Find every line in the records below that holds the word "date", and copy each one.

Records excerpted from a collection
☆ ☆ ☆ ☆
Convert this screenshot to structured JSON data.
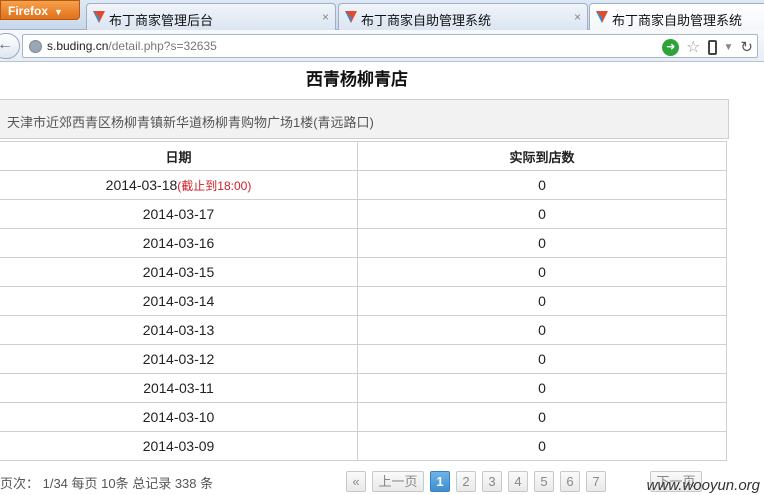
{
  "browser": {
    "firefox_label": "Firefox",
    "tabs": [
      {
        "label": "布丁商家管理后台"
      },
      {
        "label": "布丁商家自助管理系统"
      },
      {
        "label": "布丁商家自助管理系统"
      }
    ],
    "tab_close": "×",
    "url_host": "s.buding.cn",
    "url_path": "/detail.php?s=32635"
  },
  "page": {
    "title": "西青杨柳青店",
    "address": "天津市近郊西青区杨柳青镇新华道杨柳青购物广场1楼(青远路口)",
    "table": {
      "headers": [
        "日期",
        "实际到店数"
      ],
      "cutoff_note": "(截止到18:00)",
      "rows": [
        {
          "date": "2014-03-18",
          "count": "0"
        },
        {
          "date": "2014-03-17",
          "count": "0"
        },
        {
          "date": "2014-03-16",
          "count": "0"
        },
        {
          "date": "2014-03-15",
          "count": "0"
        },
        {
          "date": "2014-03-14",
          "count": "0"
        },
        {
          "date": "2014-03-13",
          "count": "0"
        },
        {
          "date": "2014-03-12",
          "count": "0"
        },
        {
          "date": "2014-03-11",
          "count": "0"
        },
        {
          "date": "2014-03-10",
          "count": "0"
        },
        {
          "date": "2014-03-09",
          "count": "0"
        }
      ]
    },
    "pager": {
      "info": "页次： 1/34 每页 10条 总记录 338 条",
      "first": "«",
      "prev": "上一页",
      "pages": [
        "1",
        "2",
        "3",
        "4",
        "5",
        "6",
        "7"
      ],
      "next": "下一页"
    },
    "watermark": "www.wooyun.org"
  }
}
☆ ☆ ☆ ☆
**Solution for this exercise**
          "date": "2014-03-18",
          "date": "2014-03-17",
          "date": "2014-03-16",
          "date": "2014-03-15",
          "date": "2014-03-14",
          "date": "2014-03-13",
          "date": "2014-03-12",
          "date": "2014-03-11",
          "date": "2014-03-10",
          "date": "2014-03-09",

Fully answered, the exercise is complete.